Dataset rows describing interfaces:
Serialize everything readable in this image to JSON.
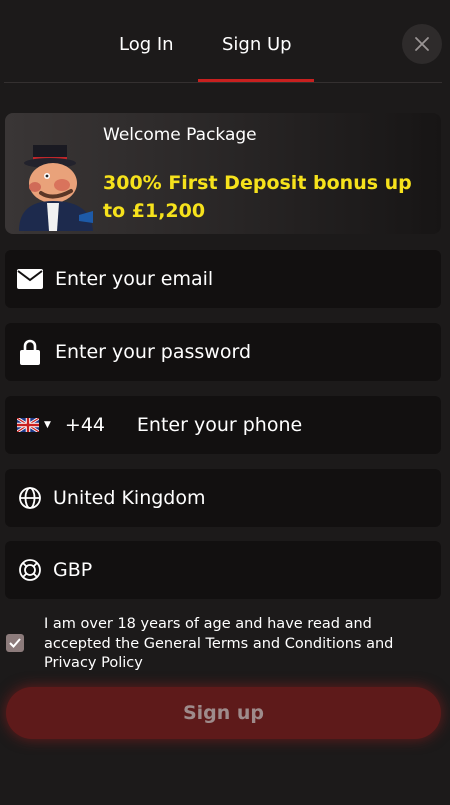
{
  "tabs": {
    "login": "Log In",
    "signup": "Sign Up",
    "active": "signup"
  },
  "promo": {
    "title": "Welcome Package",
    "offer": "300% First Deposit bonus up to £1,200"
  },
  "form": {
    "email_placeholder": "Enter your email",
    "password_placeholder": "Enter your password",
    "phone_code": "+44",
    "phone_placeholder": "Enter your phone",
    "country": "United Kingdom",
    "currency": "GBP"
  },
  "terms": {
    "checked": true,
    "text": "I am over 18 years of age and have read and accepted the General Terms and Conditions and Privacy Policy"
  },
  "signup_button": "Sign up",
  "colors": {
    "accent": "#c8201f",
    "promo_highlight": "#f6e21c",
    "button_bg": "#5e1a1a"
  }
}
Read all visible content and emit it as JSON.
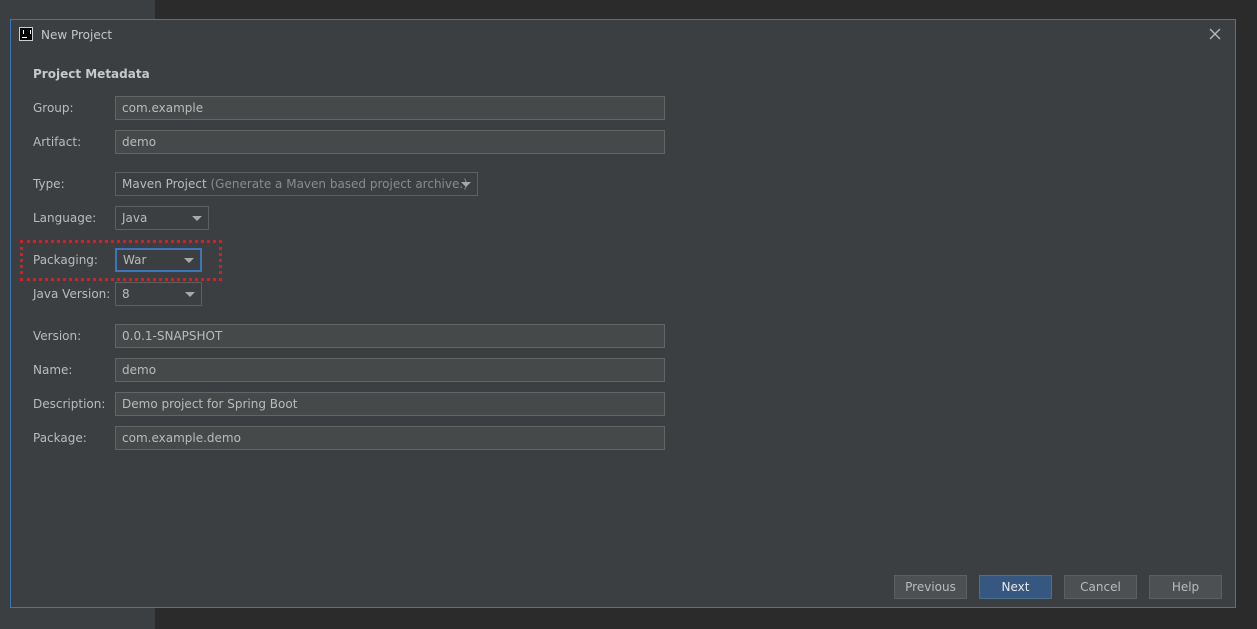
{
  "window": {
    "title": "New Project"
  },
  "section": {
    "title": "Project Metadata"
  },
  "fields": {
    "group": {
      "label": "Group:",
      "value": "com.example"
    },
    "artifact": {
      "label": "Artifact:",
      "value": "demo"
    },
    "type": {
      "label": "Type:",
      "value": "Maven Project",
      "hint": "(Generate a Maven based project archive.)"
    },
    "language": {
      "label": "Language:",
      "value": "Java"
    },
    "packaging": {
      "label": "Packaging:",
      "value": "War"
    },
    "java_version": {
      "label": "Java Version:",
      "value": "8"
    },
    "version": {
      "label": "Version:",
      "value": "0.0.1-SNAPSHOT"
    },
    "name": {
      "label": "Name:",
      "value": "demo"
    },
    "description": {
      "label": "Description:",
      "value": "Demo project for Spring Boot"
    },
    "package": {
      "label": "Package:",
      "value": "com.example.demo"
    }
  },
  "buttons": {
    "previous": "Previous",
    "next": "Next",
    "cancel": "Cancel",
    "help": "Help"
  },
  "colors": {
    "accent": "#3d75b8",
    "highlight": "#d0202a",
    "dialog_bg": "#3c3f41"
  }
}
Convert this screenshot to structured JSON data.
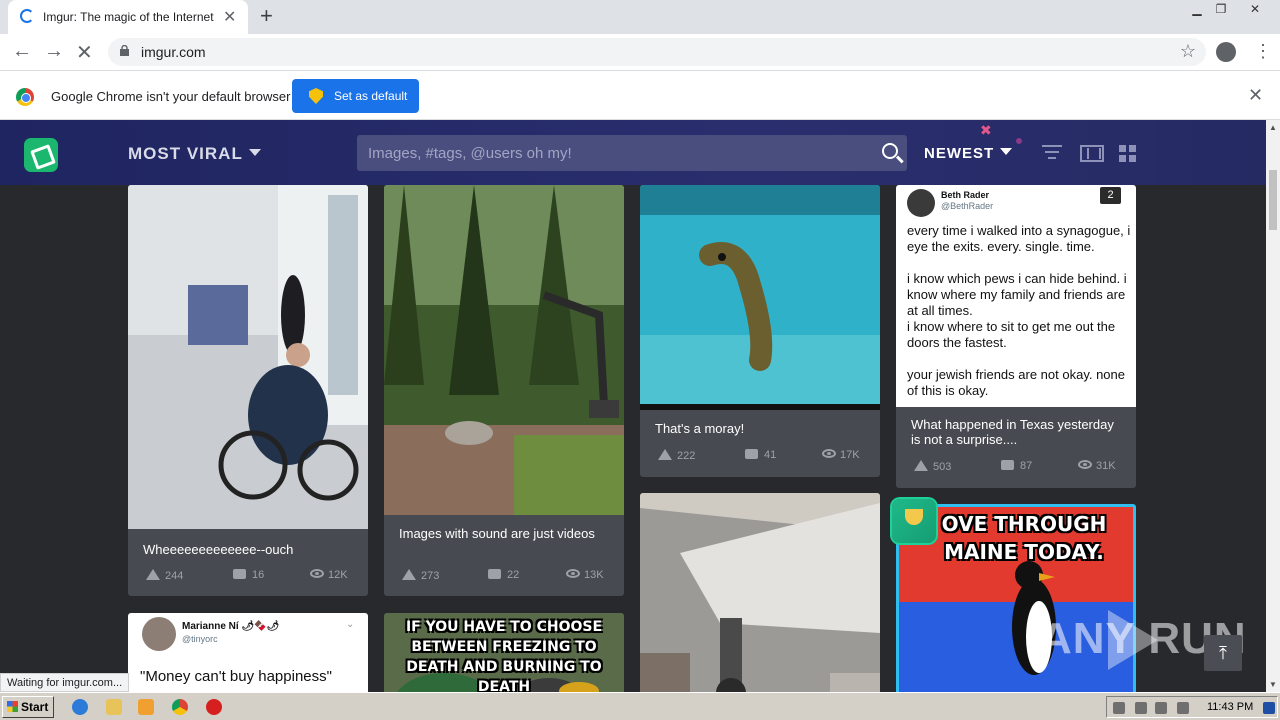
{
  "browser": {
    "tab_title": "Imgur: The magic of the Internet",
    "new_tab_symbol": "+",
    "url": "imgur.com",
    "infobar_message": "Google Chrome isn't your default browser",
    "set_default_label": "Set as default",
    "status_text": "Waiting for imgur.com..."
  },
  "imgur": {
    "section_label": "MOST VIRAL",
    "search_placeholder": "Images, #tags, @users oh my!",
    "sort_label": "NEWEST"
  },
  "posts": [
    {
      "title": "Wheeeeeeeeeeeee--ouch",
      "points": "244",
      "comments": "16",
      "views": "12K"
    },
    {
      "title": "Images with sound are just videos",
      "points": "273",
      "comments": "22",
      "views": "13K"
    },
    {
      "title": "That's a moray!",
      "points": "222",
      "comments": "41",
      "views": "17K"
    },
    {
      "title": "What happened in Texas yesterday is not a surprise....",
      "points": "503",
      "comments": "87",
      "views": "31K"
    }
  ],
  "tweet1": {
    "name": "Beth Rader",
    "handle": "@BethRader",
    "badge": "2",
    "text": "every time i walked into a synagogue, i eye the exits. every. single. time.\n\ni know which pews i can hide behind. i know where my family and friends are at all times.\ni know where to sit to get me out the doors the fastest.\n\nyour jewish friends are not okay. none of this is okay."
  },
  "tweet2": {
    "name": "Marianne Ní 🌶🍫🌶",
    "handle": "@tinyorc",
    "text": "\"Money can't buy happiness\""
  },
  "meme1": {
    "text": "IF YOU HAVE TO CHOOSE BETWEEN FREEZING TO DEATH AND BURNING TO DEATH"
  },
  "meme2": {
    "text": "OVE THROUGH MAINE TODAY."
  },
  "watermark": "ANY RUN",
  "taskbar": {
    "start_label": "Start",
    "clock": "11:43 PM"
  }
}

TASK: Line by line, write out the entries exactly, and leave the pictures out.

SOLUTION FOR THIS TASK:
Serialize everything readable in this image to JSON.
{
  "tabs": {
    "login": "Log In",
    "signup": "Sign Up",
    "active": "signup"
  },
  "promo": {
    "title": "Welcome Package",
    "offer": "300% First Deposit bonus up to £1,200"
  },
  "form": {
    "email_placeholder": "Enter your email",
    "password_placeholder": "Enter your password",
    "phone_code": "+44",
    "phone_placeholder": "Enter your phone",
    "country": "United Kingdom",
    "currency": "GBP"
  },
  "terms": {
    "checked": true,
    "text": "I am over 18 years of age and have read and accepted the General Terms and Conditions and Privacy Policy"
  },
  "signup_button": "Sign up",
  "colors": {
    "accent": "#c8201f",
    "promo_highlight": "#f6e21c",
    "button_bg": "#5e1a1a"
  }
}
Read all visible content and emit it as JSON.
{
  "window": {
    "title": "New Project"
  },
  "section": {
    "title": "Project Metadata"
  },
  "fields": {
    "group": {
      "label": "Group:",
      "value": "com.example"
    },
    "artifact": {
      "label": "Artifact:",
      "value": "demo"
    },
    "type": {
      "label": "Type:",
      "value": "Maven Project",
      "hint": "(Generate a Maven based project archive.)"
    },
    "language": {
      "label": "Language:",
      "value": "Java"
    },
    "packaging": {
      "label": "Packaging:",
      "value": "War"
    },
    "java_version": {
      "label": "Java Version:",
      "value": "8"
    },
    "version": {
      "label": "Version:",
      "value": "0.0.1-SNAPSHOT"
    },
    "name": {
      "label": "Name:",
      "value": "demo"
    },
    "description": {
      "label": "Description:",
      "value": "Demo project for Spring Boot"
    },
    "package": {
      "label": "Package:",
      "value": "com.example.demo"
    }
  },
  "buttons": {
    "previous": "Previous",
    "next": "Next",
    "cancel": "Cancel",
    "help": "Help"
  },
  "colors": {
    "accent": "#3d75b8",
    "highlight": "#d0202a",
    "dialog_bg": "#3c3f41"
  }
}
Convert this screenshot to structured JSON data.
{
  "browser": {
    "tab_title": "Imgur: The magic of the Internet",
    "new_tab_symbol": "+",
    "url": "imgur.com",
    "infobar_message": "Google Chrome isn't your default browser",
    "set_default_label": "Set as default",
    "status_text": "Waiting for imgur.com..."
  },
  "imgur": {
    "section_label": "MOST VIRAL",
    "search_placeholder": "Images, #tags, @users oh my!",
    "sort_label": "NEWEST"
  },
  "posts": [
    {
      "title": "Wheeeeeeeeeeeee--ouch",
      "points": "244",
      "comments": "16",
      "views": "12K"
    },
    {
      "title": "Images with sound are just videos",
      "points": "273",
      "comments": "22",
      "views": "13K"
    },
    {
      "title": "That's a moray!",
      "points": "222",
      "comments": "41",
      "views": "17K"
    },
    {
      "title": "What happened in Texas yesterday is not a surprise....",
      "points": "503",
      "comments": "87",
      "views": "31K"
    }
  ],
  "tweet1": {
    "name": "Beth Rader",
    "handle": "@BethRader",
    "badge": "2",
    "text": "every time i walked into a synagogue, i eye the exits. every. single. time.\n\ni know which pews i can hide behind. i know where my family and friends are at all times.\ni know where to sit to get me out the doors the fastest.\n\nyour jewish friends are not okay. none of this is okay."
  },
  "tweet2": {
    "name": "Marianne Ní 🌶🍫🌶",
    "handle": "@tinyorc",
    "text": "\"Money can't buy happiness\""
  },
  "meme1": {
    "text": "IF YOU HAVE TO CHOOSE BETWEEN FREEZING TO DEATH AND BURNING TO DEATH"
  },
  "meme2": {
    "text": "OVE THROUGH MAINE TODAY."
  },
  "watermark": "ANY RUN",
  "taskbar": {
    "start_label": "Start",
    "clock": "11:43 PM"
  }
}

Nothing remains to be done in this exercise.